Written By: Sarah Russ, LCSW-C
Did you know that May 2022 was Mental Health Awareness Month? May gave us an opportunity to shine a light on the importance of attending to our mental well-being just as much as we give to our physical well-being. As a community, it allowed us to do a collective “self-check” and appraise where we’d need support and help when it comes to personal, family, and career-related interactions. Whether you left the month thinking about dipping your toe in or deciding to take the full plunge into self-awareness and pattern changes, I think that having thirty days of campaign messages to remind us that our mental health is important may have helped a bit.
While I’m clearly a mental health advocate, I’m also keenly aware of the critical link between our physical health and mental health.
Have you ever wondered why your therapist referred you to your primary care doctor???
During my moment with you this month I wanted to focus on how medical issues can actually mimic, mirror or manifest as mental health discomfort. Yes, it’s all connected. As mental health practitioners, we listen for signs and symptoms that could have a biological cause, especially when our psychological interventions may not be working. I think a good way to give an understanding of this would be to share a few medical conditions or diagnoses that can impact or manifest as mental distress or unhealthy behaviors.
- Vitamin D deficiency, this mineral is essential to our bodies. It aids our immune system, builds our bones, and gives us energy. Vitamin D deficiency can show up as fatigue and low mood. Did you know that most Black folk in the USA are vitamin D deficient? Read more here https://pubmed.ncbi.nlm.nih.
- Diabetes and low blood sugar can produce feelings of tiredness, irritability, along with unexplained changes in weight.These symptoms are similar to depressive and mood disorders. Here is a link for additional information, https://www.ncbi.nlm.nih.gov/
- Anemia is the lack of red blood cells in our body which cause a reduction of oxygen to our organs. The fatigue and weakness experienced can mirror symptoms of depression as well. https://www.ncbi.nlm.nih.gov/
- Hypothyroidism is an endocrine disorder in which hormones released from the thyroid gland are suppressed. This causes low metabolism resulting in weight gain. Other symptoms for this medical condition are unusual nervousness, anxiety, depression or rapid shifts in mood similar to what is seen in bipolar disorders or some personality disorders. Read more here, https://www.ncbi.nlm.nih.gov/
- Epileptic seizures could be the result of a genetic disorder or an acquired brain injury such as head trauma or a stroke. This medical condition frequently presents itself with changes in mood, behavior, and thought processes. Read more here, https://www.ncbi.nlm.nih.gov/
- Traumatic Brain Injury [TBI] is when the head is impacted by blunt force. The effects of this occurrence may show up as depression, apathy, fatigue, difficulty concentrating, anxiety, irritability, agitation, temper outbursts, aggression, psychosis, or mania. Click the link for more information, https://www.ncbi.nlm.nih.gov/

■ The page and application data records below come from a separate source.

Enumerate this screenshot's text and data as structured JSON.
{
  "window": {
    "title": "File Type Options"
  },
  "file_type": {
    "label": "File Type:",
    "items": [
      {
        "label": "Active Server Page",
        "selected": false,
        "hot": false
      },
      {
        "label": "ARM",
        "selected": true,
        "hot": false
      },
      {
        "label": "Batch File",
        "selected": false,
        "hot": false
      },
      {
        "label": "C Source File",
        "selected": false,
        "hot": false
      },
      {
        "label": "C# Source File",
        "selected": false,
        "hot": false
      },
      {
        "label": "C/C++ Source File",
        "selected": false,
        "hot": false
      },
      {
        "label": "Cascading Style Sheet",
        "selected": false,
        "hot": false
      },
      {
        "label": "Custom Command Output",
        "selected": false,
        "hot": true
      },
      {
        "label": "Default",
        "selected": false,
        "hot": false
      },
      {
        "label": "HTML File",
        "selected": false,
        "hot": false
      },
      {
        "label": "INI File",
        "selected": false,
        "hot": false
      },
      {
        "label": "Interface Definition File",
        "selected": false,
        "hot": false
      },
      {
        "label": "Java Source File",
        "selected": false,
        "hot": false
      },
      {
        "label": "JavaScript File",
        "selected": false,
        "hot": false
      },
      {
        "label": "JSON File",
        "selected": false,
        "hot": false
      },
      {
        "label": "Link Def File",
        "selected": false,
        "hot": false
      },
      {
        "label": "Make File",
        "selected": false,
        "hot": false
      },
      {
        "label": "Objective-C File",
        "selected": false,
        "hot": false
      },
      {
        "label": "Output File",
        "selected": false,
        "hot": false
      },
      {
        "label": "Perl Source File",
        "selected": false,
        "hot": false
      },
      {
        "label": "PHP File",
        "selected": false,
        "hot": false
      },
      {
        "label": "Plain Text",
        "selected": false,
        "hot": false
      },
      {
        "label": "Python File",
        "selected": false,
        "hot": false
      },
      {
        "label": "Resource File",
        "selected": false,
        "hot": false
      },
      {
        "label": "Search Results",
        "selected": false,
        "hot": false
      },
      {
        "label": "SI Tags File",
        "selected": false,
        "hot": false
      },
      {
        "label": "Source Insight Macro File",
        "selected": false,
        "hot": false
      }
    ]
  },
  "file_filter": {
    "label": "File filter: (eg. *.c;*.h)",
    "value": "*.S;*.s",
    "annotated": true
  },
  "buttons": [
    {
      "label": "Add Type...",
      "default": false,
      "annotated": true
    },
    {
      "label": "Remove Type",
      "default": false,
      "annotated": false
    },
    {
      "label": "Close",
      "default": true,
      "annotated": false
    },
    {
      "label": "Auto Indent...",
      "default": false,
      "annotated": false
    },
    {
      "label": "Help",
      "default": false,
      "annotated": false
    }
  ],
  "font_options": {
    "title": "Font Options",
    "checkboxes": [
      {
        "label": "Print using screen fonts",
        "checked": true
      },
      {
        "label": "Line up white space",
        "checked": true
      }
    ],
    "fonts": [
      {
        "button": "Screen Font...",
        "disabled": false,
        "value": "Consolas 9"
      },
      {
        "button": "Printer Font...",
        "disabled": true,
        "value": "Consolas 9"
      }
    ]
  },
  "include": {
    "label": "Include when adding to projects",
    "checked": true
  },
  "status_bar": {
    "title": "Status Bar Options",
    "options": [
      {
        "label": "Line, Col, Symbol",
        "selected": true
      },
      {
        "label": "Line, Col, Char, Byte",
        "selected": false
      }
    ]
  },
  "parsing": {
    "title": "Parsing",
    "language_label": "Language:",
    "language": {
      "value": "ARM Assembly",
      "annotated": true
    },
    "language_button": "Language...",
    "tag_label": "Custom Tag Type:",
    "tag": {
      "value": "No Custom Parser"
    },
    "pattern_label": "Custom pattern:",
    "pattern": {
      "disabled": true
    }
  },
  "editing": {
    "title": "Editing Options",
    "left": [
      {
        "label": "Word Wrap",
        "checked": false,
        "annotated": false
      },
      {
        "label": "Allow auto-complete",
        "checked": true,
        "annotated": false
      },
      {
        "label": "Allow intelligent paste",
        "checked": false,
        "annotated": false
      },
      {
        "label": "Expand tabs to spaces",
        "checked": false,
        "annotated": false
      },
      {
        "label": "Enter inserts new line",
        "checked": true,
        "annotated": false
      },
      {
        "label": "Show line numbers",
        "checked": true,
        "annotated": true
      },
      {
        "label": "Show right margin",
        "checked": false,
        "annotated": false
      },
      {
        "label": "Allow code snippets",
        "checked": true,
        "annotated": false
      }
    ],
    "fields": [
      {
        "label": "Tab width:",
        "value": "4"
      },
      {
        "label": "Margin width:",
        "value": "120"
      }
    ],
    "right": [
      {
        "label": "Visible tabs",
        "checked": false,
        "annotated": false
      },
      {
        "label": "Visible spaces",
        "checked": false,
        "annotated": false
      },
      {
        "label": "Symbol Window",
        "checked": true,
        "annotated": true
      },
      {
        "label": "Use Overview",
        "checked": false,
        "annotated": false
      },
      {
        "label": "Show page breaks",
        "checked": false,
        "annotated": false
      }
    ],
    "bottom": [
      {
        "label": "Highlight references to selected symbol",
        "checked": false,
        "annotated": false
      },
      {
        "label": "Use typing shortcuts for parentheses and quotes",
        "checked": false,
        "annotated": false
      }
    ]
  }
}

You will likely notice the trend above where there are many emotional symptoms that may have a biological root cause and knowing this will help you, your therapist, and your doctor to address it.
Now you may ask, “What would be the next steps?” That is a question asked by someone who really cares about their health! I’d say, schedule an appointment with your medical provider for a comprehensive physical, including blood work. Make written notes of your symptoms before your appointment so you don’t have to try and remember them on the spot. During your appointment, have a conversation with your provider and share your observations. Ask for blood work and be prepared to get specific. Many people ask for your Iron, vitamin D, Magnesium, and other mineral levels to be tested. Tailor your request to your health needs. Develop a collaborative plan of next steps. Be sure to share the updates with your therapist at your next appointment. There may also be the possibility for a care coordination between your medical provider and therapist, with your written consent, to ensure they are coordinating in your care. Remember, you are in charge of your mental and physical health. Although, nationally we focused on mental health last month, it is better if you find time to attend to your mental and physical health every single day.
Be well, Strong Friends!
Sarah Russ, LICSW/LCSW-C